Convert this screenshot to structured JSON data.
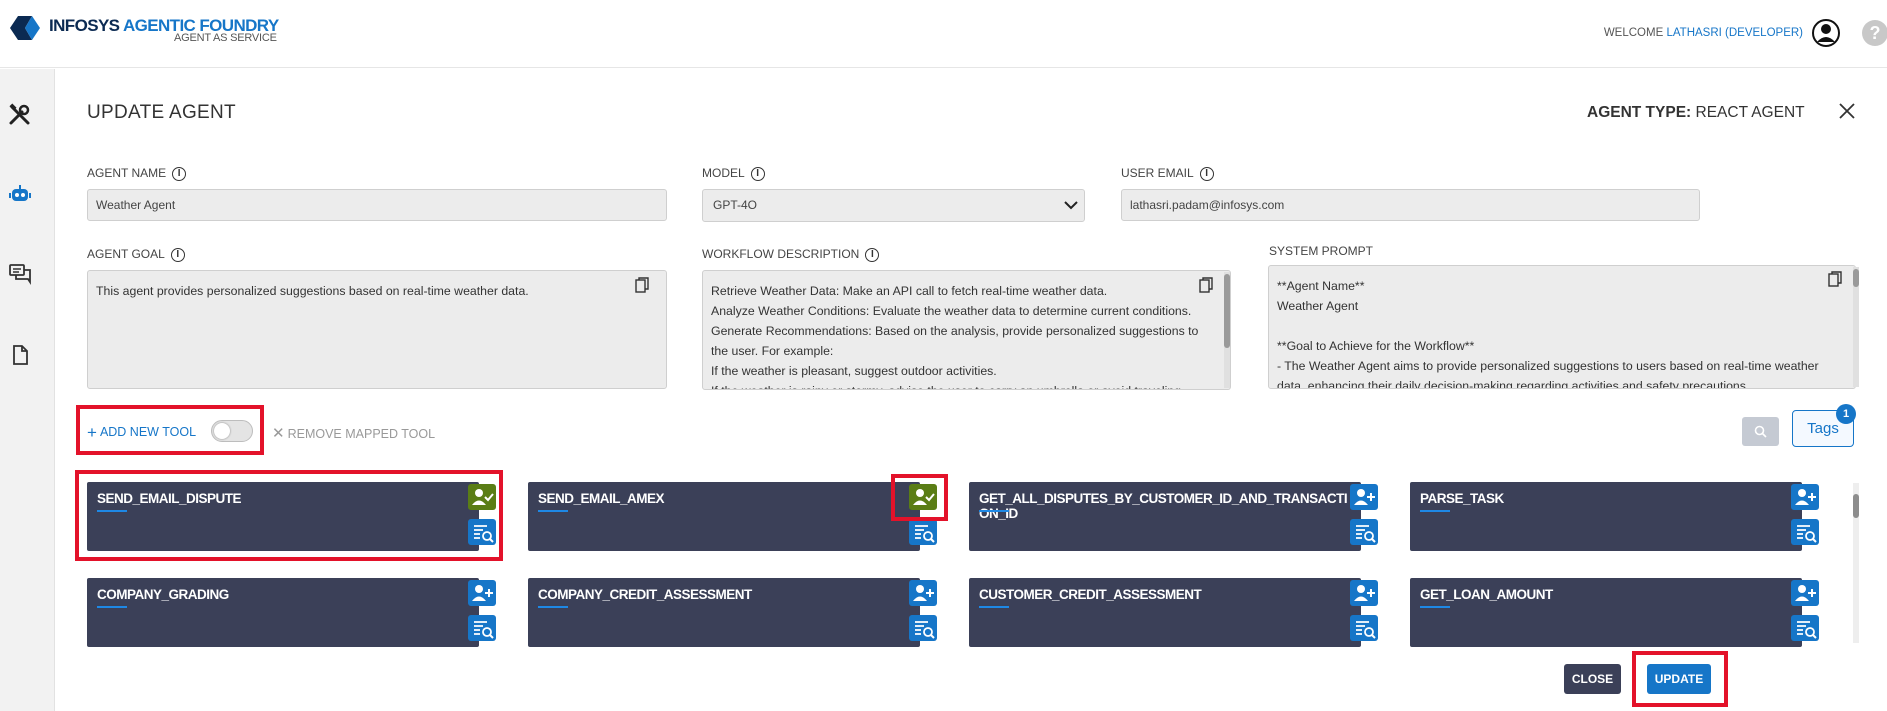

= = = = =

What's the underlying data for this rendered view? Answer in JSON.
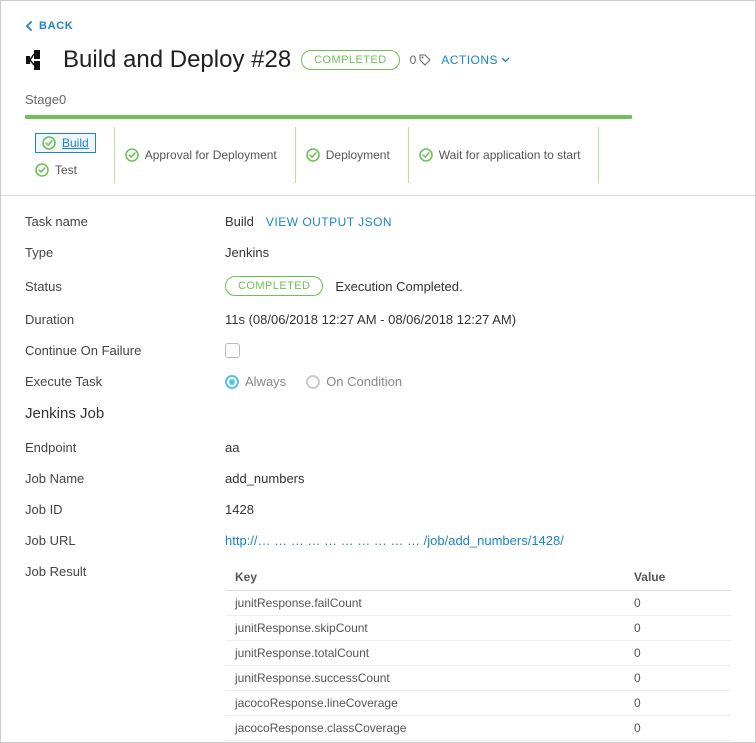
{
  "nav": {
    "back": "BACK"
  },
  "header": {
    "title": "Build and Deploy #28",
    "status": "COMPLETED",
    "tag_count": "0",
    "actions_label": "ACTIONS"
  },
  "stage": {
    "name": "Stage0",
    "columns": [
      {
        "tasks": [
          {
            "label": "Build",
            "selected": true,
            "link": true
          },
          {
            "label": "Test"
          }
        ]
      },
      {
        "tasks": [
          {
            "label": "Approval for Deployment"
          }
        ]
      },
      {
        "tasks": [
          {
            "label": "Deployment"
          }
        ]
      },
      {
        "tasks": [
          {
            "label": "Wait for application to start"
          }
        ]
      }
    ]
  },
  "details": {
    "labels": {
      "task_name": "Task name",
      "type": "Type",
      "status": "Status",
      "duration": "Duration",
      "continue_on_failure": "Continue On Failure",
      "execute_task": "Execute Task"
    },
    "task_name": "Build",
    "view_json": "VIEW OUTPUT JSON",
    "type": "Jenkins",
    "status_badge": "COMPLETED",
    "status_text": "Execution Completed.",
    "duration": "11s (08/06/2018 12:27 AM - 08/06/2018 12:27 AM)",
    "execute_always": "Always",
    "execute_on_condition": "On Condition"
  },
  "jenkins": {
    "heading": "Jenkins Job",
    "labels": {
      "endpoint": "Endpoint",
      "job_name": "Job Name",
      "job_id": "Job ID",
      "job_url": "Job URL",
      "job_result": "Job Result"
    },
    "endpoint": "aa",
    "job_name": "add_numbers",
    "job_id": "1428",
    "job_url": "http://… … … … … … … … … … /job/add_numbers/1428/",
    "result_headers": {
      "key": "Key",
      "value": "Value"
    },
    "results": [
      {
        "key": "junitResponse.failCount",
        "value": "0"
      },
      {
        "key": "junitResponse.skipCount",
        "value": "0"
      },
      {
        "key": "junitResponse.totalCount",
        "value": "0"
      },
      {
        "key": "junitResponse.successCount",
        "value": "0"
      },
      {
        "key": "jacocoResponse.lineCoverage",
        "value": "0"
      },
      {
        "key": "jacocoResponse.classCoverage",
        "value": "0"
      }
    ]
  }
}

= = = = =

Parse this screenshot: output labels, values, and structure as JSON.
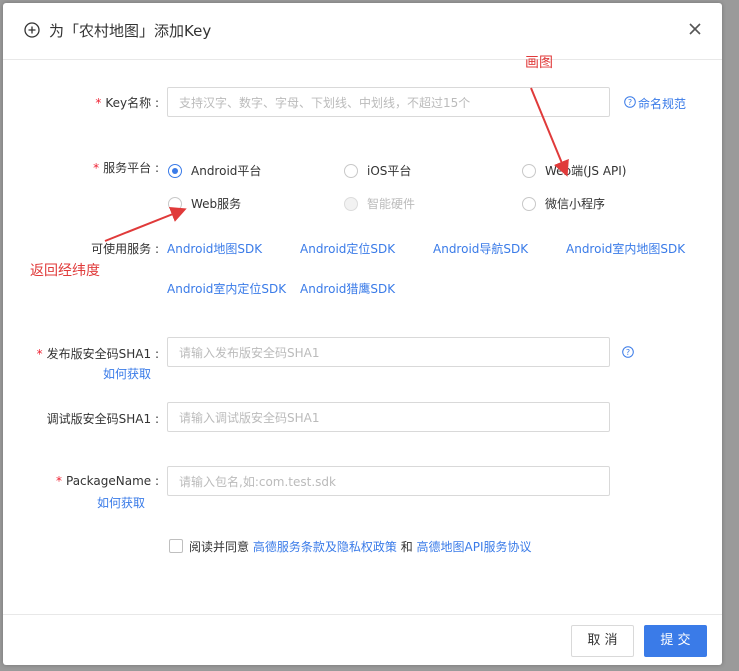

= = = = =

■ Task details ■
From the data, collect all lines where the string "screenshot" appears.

■ Expected output ■
Convert this screenshot to structured JSON data.
Parse this screenshot: output labels, values, and structure as JSON.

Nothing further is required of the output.